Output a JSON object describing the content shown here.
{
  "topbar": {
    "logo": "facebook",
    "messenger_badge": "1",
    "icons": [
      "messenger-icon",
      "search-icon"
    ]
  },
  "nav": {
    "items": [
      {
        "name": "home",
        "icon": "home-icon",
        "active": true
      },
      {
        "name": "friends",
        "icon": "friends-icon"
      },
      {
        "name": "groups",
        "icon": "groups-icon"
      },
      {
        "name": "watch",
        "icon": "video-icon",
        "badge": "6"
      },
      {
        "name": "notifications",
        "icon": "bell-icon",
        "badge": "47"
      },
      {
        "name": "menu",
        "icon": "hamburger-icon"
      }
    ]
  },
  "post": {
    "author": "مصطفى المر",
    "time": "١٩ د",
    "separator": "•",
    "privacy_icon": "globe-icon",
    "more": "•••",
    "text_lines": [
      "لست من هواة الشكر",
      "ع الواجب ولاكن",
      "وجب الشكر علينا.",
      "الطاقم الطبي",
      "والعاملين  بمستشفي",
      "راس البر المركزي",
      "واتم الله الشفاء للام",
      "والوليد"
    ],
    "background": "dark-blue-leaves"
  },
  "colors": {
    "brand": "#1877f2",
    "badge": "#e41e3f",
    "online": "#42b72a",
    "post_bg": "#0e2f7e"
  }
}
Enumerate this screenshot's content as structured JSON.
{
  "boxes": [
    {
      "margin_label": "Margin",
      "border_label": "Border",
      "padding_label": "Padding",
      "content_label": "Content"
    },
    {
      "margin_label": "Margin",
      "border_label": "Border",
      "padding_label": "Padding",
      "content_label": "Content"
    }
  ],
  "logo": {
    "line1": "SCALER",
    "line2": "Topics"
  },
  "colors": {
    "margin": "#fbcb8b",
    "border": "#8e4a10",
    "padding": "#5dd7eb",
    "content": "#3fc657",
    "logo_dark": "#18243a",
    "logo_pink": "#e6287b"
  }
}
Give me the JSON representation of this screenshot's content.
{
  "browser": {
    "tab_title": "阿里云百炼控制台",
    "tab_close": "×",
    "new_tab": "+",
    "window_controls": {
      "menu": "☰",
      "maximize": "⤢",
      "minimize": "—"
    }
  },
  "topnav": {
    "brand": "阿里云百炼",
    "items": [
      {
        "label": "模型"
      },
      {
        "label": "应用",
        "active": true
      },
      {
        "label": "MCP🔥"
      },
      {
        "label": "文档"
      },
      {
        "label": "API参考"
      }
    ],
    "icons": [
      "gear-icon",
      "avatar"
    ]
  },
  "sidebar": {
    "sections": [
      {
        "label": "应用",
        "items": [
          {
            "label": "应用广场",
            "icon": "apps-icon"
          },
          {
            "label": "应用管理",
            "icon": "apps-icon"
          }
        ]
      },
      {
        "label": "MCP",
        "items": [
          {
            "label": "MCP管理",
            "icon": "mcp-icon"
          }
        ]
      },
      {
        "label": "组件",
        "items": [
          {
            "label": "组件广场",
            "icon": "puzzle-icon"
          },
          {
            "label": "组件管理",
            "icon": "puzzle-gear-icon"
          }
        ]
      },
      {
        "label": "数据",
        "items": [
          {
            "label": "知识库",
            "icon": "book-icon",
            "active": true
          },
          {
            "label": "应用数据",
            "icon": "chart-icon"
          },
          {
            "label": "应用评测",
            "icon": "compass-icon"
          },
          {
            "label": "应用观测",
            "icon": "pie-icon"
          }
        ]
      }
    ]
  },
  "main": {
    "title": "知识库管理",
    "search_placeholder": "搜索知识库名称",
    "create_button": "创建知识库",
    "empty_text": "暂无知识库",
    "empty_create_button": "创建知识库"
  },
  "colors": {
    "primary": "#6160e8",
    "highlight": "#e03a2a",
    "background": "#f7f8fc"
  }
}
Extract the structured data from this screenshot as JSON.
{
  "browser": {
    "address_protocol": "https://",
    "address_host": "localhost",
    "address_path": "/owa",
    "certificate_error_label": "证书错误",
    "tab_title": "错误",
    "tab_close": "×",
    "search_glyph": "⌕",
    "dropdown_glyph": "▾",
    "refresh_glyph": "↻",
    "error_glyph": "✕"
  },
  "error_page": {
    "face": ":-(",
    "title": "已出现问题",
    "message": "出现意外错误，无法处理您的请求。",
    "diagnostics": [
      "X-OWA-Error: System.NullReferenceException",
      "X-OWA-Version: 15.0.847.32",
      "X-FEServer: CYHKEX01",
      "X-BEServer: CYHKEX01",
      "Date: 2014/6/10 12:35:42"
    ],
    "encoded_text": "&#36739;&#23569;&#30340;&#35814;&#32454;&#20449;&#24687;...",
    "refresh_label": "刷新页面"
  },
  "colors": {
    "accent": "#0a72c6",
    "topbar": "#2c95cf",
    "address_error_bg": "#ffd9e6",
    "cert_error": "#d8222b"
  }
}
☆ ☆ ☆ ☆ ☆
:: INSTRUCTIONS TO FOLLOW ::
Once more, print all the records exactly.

:: RESPONSE BELOW ::
Output a JSON object describing the content shown here.
{
  "topbar": {
    "logo": "facebook",
    "messenger_badge": "1",
    "icons": [
      "messenger-icon",
      "search-icon"
    ]
  },
  "nav": {
    "items": [
      {
        "name": "home",
        "icon": "home-icon",
        "active": true
      },
      {
        "name": "friends",
        "icon": "friends-icon"
      },
      {
        "name": "groups",
        "icon": "groups-icon"
      },
      {
        "name": "watch",
        "icon": "video-icon",
        "badge": "6"
      },
      {
        "name": "notifications",
        "icon": "bell-icon",
        "badge": "47"
      },
      {
        "name": "menu",
        "icon": "hamburger-icon"
      }
    ]
  },
  "post": {
    "author": "مصطفى المر",
    "time": "١٩ د",
    "separator": "•",
    "privacy_icon": "globe-icon",
    "more": "•••",
    "text_lines": [
      "لست من هواة الشكر",
      "ع الواجب ولاكن",
      "وجب الشكر علينا.",
      "الطاقم الطبي",
      "والعاملين  بمستشفي",
      "راس البر المركزي",
      "واتم الله الشفاء للام",
      "والوليد"
    ],
    "background": "dark-blue-leaves"
  },
  "colors": {
    "brand": "#1877f2",
    "badge": "#e41e3f",
    "online": "#42b72a",
    "post_bg": "#0e2f7e"
  }
}
Enumerate this screenshot's content as structured JSON.
{
  "boxes": [
    {
      "margin_label": "Margin",
      "border_label": "Border",
      "padding_label": "Padding",
      "content_label": "Content"
    },
    {
      "margin_label": "Margin",
      "border_label": "Border",
      "padding_label": "Padding",
      "content_label": "Content"
    }
  ],
  "logo": {
    "line1": "SCALER",
    "line2": "Topics"
  },
  "colors": {
    "margin": "#fbcb8b",
    "border": "#8e4a10",
    "padding": "#5dd7eb",
    "content": "#3fc657",
    "logo_dark": "#18243a",
    "logo_pink": "#e6287b"
  }
}
Give me the JSON representation of this screenshot's content.
{
  "browser": {
    "tab_title": "阿里云百炼控制台",
    "tab_close": "×",
    "new_tab": "+",
    "window_controls": {
      "menu": "☰",
      "maximize": "⤢",
      "minimize": "—"
    }
  },
  "topnav": {
    "brand": "阿里云百炼",
    "items": [
      {
        "label": "模型"
      },
      {
        "label": "应用",
        "active": true
      },
      {
        "label": "MCP🔥"
      },
      {
        "label": "文档"
      },
      {
        "label": "API参考"
      }
    ],
    "icons": [
      "gear-icon",
      "avatar"
    ]
  },
  "sidebar": {
    "sections": [
      {
        "label": "应用",
        "items": [
          {
            "label": "应用广场",
            "icon": "apps-icon"
          },
          {
            "label": "应用管理",
            "icon": "apps-icon"
          }
        ]
      },
      {
        "label": "MCP",
        "items": [
          {
            "label": "MCP管理",
            "icon": "mcp-icon"
          }
        ]
      },
      {
        "label": "组件",
        "items": [
          {
            "label": "组件广场",
            "icon": "puzzle-icon"
          },
          {
            "label": "组件管理",
            "icon": "puzzle-gear-icon"
          }
        ]
      },
      {
        "label": "数据",
        "items": [
          {
            "label": "知识库",
            "icon": "book-icon",
            "active": true
          },
          {
            "label": "应用数据",
            "icon": "chart-icon"
          },
          {
            "label": "应用评测",
            "icon": "compass-icon"
          },
          {
            "label": "应用观测",
            "icon": "pie-icon"
          }
        ]
      }
    ]
  },
  "main": {
    "title": "知识库管理",
    "search_placeholder": "搜索知识库名称",
    "create_button": "创建知识库",
    "empty_text": "暂无知识库",
    "empty_create_button": "创建知识库"
  },
  "colors": {
    "primary": "#6160e8",
    "highlight": "#e03a2a",
    "background": "#f7f8fc"
  }
}
Extract the structured data from this screenshot as JSON.
{
  "browser": {
    "address_protocol": "https://",
    "address_host": "localhost",
    "address_path": "/owa",
    "certificate_error_label": "证书错误",
    "tab_title": "错误",
    "tab_close": "×",
    "search_glyph": "⌕",
    "dropdown_glyph": "▾",
    "refresh_glyph": "↻",
    "error_glyph": "✕"
  },
  "error_page": {
    "face": ":-(",
    "title": "已出现问题",
    "message": "出现意外错误，无法处理您的请求。",
    "diagnostics": [
      "X-OWA-Error: System.NullReferenceException",
      "X-OWA-Version: 15.0.847.32",
      "X-FEServer: CYHKEX01",
      "X-BEServer: CYHKEX01",
      "Date: 2014/6/10 12:35:42"
    ],
    "encoded_text": "&#36739;&#23569;&#30340;&#35814;&#32454;&#20449;&#24687;...",
    "refresh_label": "刷新页面"
  },
  "colors": {
    "accent": "#0a72c6",
    "topbar": "#2c95cf",
    "address_error_bg": "#ffd9e6",
    "cert_error": "#d8222b"
  }
}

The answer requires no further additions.